For each entry that follows, write out an identical copy.

━━━ Given entries ━━━

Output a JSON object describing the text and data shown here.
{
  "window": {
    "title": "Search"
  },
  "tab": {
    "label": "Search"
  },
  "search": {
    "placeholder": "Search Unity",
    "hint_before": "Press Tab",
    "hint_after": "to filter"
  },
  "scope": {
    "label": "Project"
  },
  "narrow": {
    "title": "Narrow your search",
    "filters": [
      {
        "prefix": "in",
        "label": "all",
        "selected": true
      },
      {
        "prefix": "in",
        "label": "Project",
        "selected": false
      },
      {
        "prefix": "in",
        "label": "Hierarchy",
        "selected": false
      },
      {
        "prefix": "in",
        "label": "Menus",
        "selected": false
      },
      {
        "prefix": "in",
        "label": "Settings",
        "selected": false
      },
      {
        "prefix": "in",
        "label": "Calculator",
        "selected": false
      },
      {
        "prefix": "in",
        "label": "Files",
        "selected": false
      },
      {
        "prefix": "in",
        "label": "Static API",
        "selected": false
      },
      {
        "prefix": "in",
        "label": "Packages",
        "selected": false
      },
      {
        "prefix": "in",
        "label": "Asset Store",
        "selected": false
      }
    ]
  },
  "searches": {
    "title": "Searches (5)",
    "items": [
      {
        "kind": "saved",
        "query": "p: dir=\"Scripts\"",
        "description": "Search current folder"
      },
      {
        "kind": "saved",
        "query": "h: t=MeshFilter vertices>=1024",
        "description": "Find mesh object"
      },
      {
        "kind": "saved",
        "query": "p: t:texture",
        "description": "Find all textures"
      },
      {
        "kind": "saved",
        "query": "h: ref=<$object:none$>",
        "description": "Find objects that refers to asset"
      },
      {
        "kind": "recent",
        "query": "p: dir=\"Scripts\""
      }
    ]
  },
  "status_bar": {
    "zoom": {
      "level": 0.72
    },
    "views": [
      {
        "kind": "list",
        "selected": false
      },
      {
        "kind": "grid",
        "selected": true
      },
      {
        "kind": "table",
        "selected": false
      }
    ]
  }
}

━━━

● **Task result**
Output a JSON object describing the text and data shown here.
{
  "window": {
    "title": "Search"
  },
  "tab": {
    "label": "Search"
  },
  "search": {
    "placeholder": "Search Unity",
    "hint_before": "Press Tab",
    "hint_after": "to filter"
  },
  "scope": {
    "label": "Project"
  },
  "narrow": {
    "title": "Narrow your search",
    "filters": [
      {
        "prefix": "in",
        "label": "all",
        "selected": true
      },
      {
        "prefix": "in",
        "label": "Project",
        "selected": false
      },
      {
        "prefix": "in",
        "label": "Hierarchy",
        "selected": false
      },
      {
        "prefix": "in",
        "label": "Menus",
        "selected": false
      },
      {
        "prefix": "in",
        "label": "Settings",
        "selected": false
      },
      {
        "prefix": "in",
        "label": "Calculator",
        "selected": false
      },
      {
        "prefix": "in",
        "label": "Files",
        "selected": false
      },
      {
        "prefix": "in",
        "label": "Static API",
        "selected": false
      },
      {
        "prefix": "in",
        "label": "Packages",
        "selected": false
      },
      {
        "prefix": "in",
        "label": "Asset Store",
        "selected": false
      }
    ]
  },
  "searches": {
    "title": "Searches (5)",
    "items": [
      {
        "kind": "saved",
        "query": "p: dir=\"Scripts\"",
        "description": "Search current folder"
      },
      {
        "kind": "saved",
        "query": "h: t=MeshFilter vertices>=1024",
        "description": "Find mesh object"
      },
      {
        "kind": "saved",
        "query": "p: t:texture",
        "description": "Find all textures"
      },
      {
        "kind": "saved",
        "query": "h: ref=<$object:none$>",
        "description": "Find objects that refers to asset"
      },
      {
        "kind": "recent",
        "query": "p: dir=\"Scripts\""
      }
    ]
  },
  "status_bar": {
    "zoom": {
      "level": 0.72
    },
    "views": [
      {
        "kind": "list",
        "selected": false
      },
      {
        "kind": "grid",
        "selected": true
      },
      {
        "kind": "table",
        "selected": false
      }
    ]
  }
}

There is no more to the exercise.